It is implemented as a separate refactoring engine (on top of
Programatica's Haskell frontend and Strafunski's generic traversal
strategy library), with small scripting frontends that call this
engine from either Vim or Emacs. The refactoring engine itself has
been seen to build (with ghc-5.04.3) and run on most flavours of
Windows (cygwin needed to build) and on Suns (binutils recommended
to build), so we expect it to build and work on other unix-like
platforms with almost no changes.
In other words, we've tried to make sure that most of you should be
able to build and use HaRe from your favourite OS/editor.
Currently supported refactorings:
removeDef : remove an unused definition
duplicateDef : duplicate a definition under a new name
liftToTopLevel : move a local definition to top level
liftOneLevel : move a local definition one level up
demote : move a definition local to point of use
rename : rename an identifier
introNewDef : turn expression into use of new definition
unfoldDef : replace use of identifier by right-hand side
addOneParameter: add parameter to definition
rmOneParameter : remove unused parameter from definition
generaliseDef : turn expression on rhs of definition into
new parameter of that definition
A series of screenshots illustrating some of the tasks one might
want to accomplish with these refactorings can be found via the
HaRe page (see above for URL).
Caveats (see also README.txt):
Please keep in mind that this is a prototype, so we do not recommend
to use it on your productions sources just yet.

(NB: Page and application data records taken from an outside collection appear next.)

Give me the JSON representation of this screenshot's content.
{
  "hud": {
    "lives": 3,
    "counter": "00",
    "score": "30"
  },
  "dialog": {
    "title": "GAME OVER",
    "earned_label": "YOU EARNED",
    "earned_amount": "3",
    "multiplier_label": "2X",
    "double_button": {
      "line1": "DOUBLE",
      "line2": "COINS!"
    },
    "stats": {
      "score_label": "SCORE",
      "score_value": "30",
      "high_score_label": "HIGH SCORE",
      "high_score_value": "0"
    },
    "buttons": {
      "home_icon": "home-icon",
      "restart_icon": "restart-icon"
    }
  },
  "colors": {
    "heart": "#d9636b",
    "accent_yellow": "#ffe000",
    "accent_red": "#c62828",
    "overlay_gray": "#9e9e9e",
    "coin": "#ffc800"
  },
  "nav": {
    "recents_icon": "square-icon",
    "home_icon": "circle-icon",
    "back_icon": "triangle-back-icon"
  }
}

Just play with it
to get an idea of tool-supported refactoring in Haskell, and send us
your feedback and bug-reports. Our goal is to develop this into a
tool that many of you will find indispensible for Haskell
development, and while we won't be able to follow every suggestion,
we've got almost two more years in which to work towards this goal!-)
Functionally, this is still roughly the snapshot you've seen at the
Haskell workshop, packaged up for relative ease of build/use.
Indeed, interim snapshots have been available all through September,
and some of you have already played with those. The earliest
snapshots were somewhat buggy, but over the last weeks the software
has stabilised to the extent that we are back to Bug 0 (aka:
insufficient test-coverage!-), and the time has come to distribute
the current snapshot more widely.
More information about the Haskell